In the near future, Simoff expects that optical coherence tomography systems will incorporate spectral analysis, which will provide chemical clues to the makeup of the tissue in question. “What we hope to do as we continue to improve on the resolution is actually look at the airways in ways that have never been seen before, looking further for submucosal invasion, looking further for making the diagnosis, and hopefully—again, the goal being the optical biopsy—at the time of my procedure, I can tell what is going on,” he says.

Optical biopsies do not lengthen procedure time much. “For us to do a confocal microendoscopy vs. a conventional endoscopic procedure adds five to 10 minutes,” Simoff says. “If you know where you need to go, you can take the tool and place it into that location and get your answer right way.”

At the same time that the diagnostic tools are being developed for optical biopsies, researchers are learning more about various cancers and what markers are present or absent.
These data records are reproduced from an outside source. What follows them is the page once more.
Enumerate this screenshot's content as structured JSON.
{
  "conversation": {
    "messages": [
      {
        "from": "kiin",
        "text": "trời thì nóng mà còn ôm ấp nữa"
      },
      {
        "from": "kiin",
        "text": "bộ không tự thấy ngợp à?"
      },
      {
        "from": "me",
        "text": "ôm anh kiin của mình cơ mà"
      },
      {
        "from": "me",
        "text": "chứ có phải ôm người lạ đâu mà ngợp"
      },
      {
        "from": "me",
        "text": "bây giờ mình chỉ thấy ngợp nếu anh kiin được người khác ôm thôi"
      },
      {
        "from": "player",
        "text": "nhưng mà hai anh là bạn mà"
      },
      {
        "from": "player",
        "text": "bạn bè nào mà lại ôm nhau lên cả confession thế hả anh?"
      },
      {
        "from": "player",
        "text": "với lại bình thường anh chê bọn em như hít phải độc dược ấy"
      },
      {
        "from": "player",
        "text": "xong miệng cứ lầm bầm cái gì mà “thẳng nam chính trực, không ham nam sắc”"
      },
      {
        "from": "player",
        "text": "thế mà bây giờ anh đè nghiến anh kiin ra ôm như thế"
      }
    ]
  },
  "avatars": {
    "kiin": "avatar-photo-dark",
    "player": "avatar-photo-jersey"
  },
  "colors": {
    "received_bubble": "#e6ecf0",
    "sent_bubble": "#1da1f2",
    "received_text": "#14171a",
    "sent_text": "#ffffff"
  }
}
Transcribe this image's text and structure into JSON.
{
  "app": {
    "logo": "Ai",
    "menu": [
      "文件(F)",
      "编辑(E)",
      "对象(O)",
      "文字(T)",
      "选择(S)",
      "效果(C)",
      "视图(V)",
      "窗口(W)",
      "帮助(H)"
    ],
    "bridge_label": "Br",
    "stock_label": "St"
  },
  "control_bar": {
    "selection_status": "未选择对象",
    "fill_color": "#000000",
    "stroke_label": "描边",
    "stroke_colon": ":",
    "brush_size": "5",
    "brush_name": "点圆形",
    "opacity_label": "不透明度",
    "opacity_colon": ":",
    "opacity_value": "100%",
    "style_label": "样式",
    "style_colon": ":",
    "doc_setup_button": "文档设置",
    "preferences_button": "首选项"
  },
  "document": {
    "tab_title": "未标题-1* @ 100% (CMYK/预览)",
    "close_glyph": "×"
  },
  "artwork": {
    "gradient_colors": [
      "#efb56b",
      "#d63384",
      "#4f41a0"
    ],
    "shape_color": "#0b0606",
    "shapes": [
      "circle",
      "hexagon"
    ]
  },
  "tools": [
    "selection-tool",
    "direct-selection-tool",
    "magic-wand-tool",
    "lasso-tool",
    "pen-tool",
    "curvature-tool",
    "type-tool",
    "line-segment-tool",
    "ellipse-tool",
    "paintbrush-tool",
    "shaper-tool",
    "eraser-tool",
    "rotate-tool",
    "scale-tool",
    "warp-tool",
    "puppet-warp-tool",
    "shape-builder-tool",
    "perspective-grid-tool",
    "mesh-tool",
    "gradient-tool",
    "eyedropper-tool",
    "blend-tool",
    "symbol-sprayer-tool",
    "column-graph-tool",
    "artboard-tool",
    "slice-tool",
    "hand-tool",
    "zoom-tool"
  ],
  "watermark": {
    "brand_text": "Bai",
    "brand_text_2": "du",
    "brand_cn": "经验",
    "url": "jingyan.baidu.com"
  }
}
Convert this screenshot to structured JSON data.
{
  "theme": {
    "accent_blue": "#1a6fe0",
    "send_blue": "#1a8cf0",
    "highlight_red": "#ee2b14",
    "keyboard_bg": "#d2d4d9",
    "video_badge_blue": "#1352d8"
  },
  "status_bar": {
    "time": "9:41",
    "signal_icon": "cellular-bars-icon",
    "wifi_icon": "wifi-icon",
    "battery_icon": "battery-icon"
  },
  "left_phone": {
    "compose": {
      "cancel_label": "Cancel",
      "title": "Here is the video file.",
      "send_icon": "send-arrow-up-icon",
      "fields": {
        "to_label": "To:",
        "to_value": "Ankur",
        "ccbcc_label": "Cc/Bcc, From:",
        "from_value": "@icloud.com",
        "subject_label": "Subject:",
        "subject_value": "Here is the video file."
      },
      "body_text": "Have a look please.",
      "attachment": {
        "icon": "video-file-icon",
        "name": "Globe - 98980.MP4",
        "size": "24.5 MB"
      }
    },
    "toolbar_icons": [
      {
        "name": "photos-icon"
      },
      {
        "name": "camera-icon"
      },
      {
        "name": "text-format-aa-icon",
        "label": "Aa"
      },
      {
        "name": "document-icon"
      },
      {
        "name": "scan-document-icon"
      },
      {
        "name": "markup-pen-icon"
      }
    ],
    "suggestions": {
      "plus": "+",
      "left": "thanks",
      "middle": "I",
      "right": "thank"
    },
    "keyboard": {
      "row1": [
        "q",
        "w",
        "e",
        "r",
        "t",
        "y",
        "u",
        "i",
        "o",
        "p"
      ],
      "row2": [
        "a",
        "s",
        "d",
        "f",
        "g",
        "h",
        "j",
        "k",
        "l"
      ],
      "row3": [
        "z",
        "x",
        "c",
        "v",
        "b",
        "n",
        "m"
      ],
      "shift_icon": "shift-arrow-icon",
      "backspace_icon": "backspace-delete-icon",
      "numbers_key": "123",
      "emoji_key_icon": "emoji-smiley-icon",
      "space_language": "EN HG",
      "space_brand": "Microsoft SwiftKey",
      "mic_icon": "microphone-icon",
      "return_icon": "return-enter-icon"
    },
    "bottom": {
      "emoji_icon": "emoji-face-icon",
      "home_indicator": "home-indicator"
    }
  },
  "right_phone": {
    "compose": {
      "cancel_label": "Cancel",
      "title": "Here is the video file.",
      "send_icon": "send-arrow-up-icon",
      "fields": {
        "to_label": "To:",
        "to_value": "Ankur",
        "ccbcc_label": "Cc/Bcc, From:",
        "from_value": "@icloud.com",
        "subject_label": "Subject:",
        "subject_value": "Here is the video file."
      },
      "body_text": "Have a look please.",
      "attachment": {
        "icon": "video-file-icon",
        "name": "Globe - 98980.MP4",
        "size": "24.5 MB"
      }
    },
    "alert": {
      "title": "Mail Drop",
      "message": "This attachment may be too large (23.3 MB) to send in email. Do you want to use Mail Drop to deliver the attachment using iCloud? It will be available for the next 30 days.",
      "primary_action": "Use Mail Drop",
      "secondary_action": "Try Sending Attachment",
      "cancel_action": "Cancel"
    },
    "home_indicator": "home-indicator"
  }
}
Their presence or absence can indicate how the cancers may respond to various therapies. “There may be other types of treatments that we will be able to modify for our patients based upon the markers that are there,” Simoff says. “Hopefully, we will be doing optical biopsies at the same time.”

Optical biopsies also could help radiation oncologists to better target the tumor by providing precise mapping techniques, Simoff says. “It is possible that clinicians eventually will be able to apply dosimeters with this technology, too,” he adds.

Moving Forward
Simoff says optical biopsies may seem far off in the future or “something that is not going to be done, but the reality is that within five years at Henry Ford, I hope that we are performing this very thing,” he says. Simoff believes it will take another two to three years to continue to improve the equipment and gain the clinical experience needed. “We need a couple of good studies that ensure we are ascertaining the correct information,” he says. “Once we have that, it’s another couple years to start bringing the equipment into the fold of what’s happening out there.

“We are moving along in each and every one of these technologies so that someday soon we will be able to achieve this goal: the treatment of a solitary pulmonary nodule without surgery,” he adds.

Armin Ernst, MD, chief of interventional pulmonology at Beth Israel Deaconess Medical Center in Boston, is also researching optical biopsy tools. He, too, has no doubt that they will experience dramatic growth over the next five to 10 years. One major advantage to optical biopsies over traditional histological and cytological biopsies is that they could decrease sampling error. “With optical biopsy techniques, you can see in real time what it is you are going to biopsy,” he says.

However, Ernst says that the technique raises many questions, including which specialty will be trained to make the diagnosis when the tissue is in vivo. “We don’t know who should be interpreting the images,” he says. “Traditionally, it is a pathologist who looks at the biopsies. For the most part, what the pathologists are used to looking at is dead tissue taken out of someone’s body. It is stained, it is fixed, and what you’re looking at with an optical biopsy is alive. It’s part of your living body.”

The technique is so new that “obviously there are few people who have experience in what they would be looking at and whether it is the same as a dead piece of tissue,” Ernst says. “So there are lots of things that still need to be figured out before these optical techniques come to the forefront.”

— Beth W. Orenstein is a freelance medical writer and frequent contributor to For The Record. She writes from her home in Northampton, Pa.